**TASK TO CARRY OUT**
Below is a block of data; give all of it again word for word.

Data records for software interfaces:
= Beginning of Section =

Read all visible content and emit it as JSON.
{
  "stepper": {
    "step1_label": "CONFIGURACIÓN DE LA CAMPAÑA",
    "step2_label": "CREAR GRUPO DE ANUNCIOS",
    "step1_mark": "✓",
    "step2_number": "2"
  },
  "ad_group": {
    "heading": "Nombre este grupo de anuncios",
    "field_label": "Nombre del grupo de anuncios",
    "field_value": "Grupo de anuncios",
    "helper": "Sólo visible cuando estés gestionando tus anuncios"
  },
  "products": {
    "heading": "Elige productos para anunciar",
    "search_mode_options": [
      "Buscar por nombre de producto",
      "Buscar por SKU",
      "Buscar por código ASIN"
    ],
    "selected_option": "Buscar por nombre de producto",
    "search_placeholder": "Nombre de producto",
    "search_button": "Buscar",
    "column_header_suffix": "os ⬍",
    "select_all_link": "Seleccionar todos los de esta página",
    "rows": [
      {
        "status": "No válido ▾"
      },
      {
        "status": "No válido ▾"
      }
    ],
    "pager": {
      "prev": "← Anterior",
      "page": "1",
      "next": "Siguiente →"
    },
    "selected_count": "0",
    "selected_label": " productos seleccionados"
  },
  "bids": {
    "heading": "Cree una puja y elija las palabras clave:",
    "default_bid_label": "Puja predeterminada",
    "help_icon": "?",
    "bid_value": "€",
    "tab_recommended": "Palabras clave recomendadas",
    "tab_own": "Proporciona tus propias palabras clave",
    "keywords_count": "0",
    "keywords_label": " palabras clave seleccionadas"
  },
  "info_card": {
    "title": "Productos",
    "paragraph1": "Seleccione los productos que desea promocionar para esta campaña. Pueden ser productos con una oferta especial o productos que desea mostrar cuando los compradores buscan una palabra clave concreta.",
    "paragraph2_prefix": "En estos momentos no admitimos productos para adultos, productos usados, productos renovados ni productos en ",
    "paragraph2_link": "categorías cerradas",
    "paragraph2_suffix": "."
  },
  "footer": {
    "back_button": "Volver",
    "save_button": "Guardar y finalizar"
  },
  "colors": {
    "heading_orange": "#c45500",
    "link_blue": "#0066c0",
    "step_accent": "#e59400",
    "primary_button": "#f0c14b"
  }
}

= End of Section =

**THE COMPLETED TASK**
Read all visible content and emit it as JSON.
{
  "stepper": {
    "step1_label": "CONFIGURACIÓN DE LA CAMPAÑA",
    "step2_label": "CREAR GRUPO DE ANUNCIOS",
    "step1_mark": "✓",
    "step2_number": "2"
  },
  "ad_group": {
    "heading": "Nombre este grupo de anuncios",
    "field_label": "Nombre del grupo de anuncios",
    "field_value": "Grupo de anuncios",
    "helper": "Sólo visible cuando estés gestionando tus anuncios"
  },
  "products": {
    "heading": "Elige productos para anunciar",
    "search_mode_options": [
      "Buscar por nombre de producto",
      "Buscar por SKU",
      "Buscar por código ASIN"
    ],
    "selected_option": "Buscar por nombre de producto",
    "search_placeholder": "Nombre de producto",
    "search_button": "Buscar",
    "column_header_suffix": "os ⬍",
    "select_all_link": "Seleccionar todos los de esta página",
    "rows": [
      {
        "status": "No válido ▾"
      },
      {
        "status": "No válido ▾"
      }
    ],
    "pager": {
      "prev": "← Anterior",
      "page": "1",
      "next": "Siguiente →"
    },
    "selected_count": "0",
    "selected_label": " productos seleccionados"
  },
  "bids": {
    "heading": "Cree una puja y elija las palabras clave:",
    "default_bid_label": "Puja predeterminada",
    "help_icon": "?",
    "bid_value": "€",
    "tab_recommended": "Palabras clave recomendadas",
    "tab_own": "Proporciona tus propias palabras clave",
    "keywords_count": "0",
    "keywords_label": " palabras clave seleccionadas"
  },
  "info_card": {
    "title": "Productos",
    "paragraph1": "Seleccione los productos que desea promocionar para esta campaña. Pueden ser productos con una oferta especial o productos que desea mostrar cuando los compradores buscan una palabra clave concreta.",
    "paragraph2_prefix": "En estos momentos no admitimos productos para adultos, productos usados, productos renovados ni productos en ",
    "paragraph2_link": "categorías cerradas",
    "paragraph2_suffix": "."
  },
  "footer": {
    "back_button": "Volver",
    "save_button": "Guardar y finalizar"
  },
  "colors": {
    "heading_orange": "#c45500",
    "link_blue": "#0066c0",
    "step_accent": "#e59400",
    "primary_button": "#f0c14b"
  }
}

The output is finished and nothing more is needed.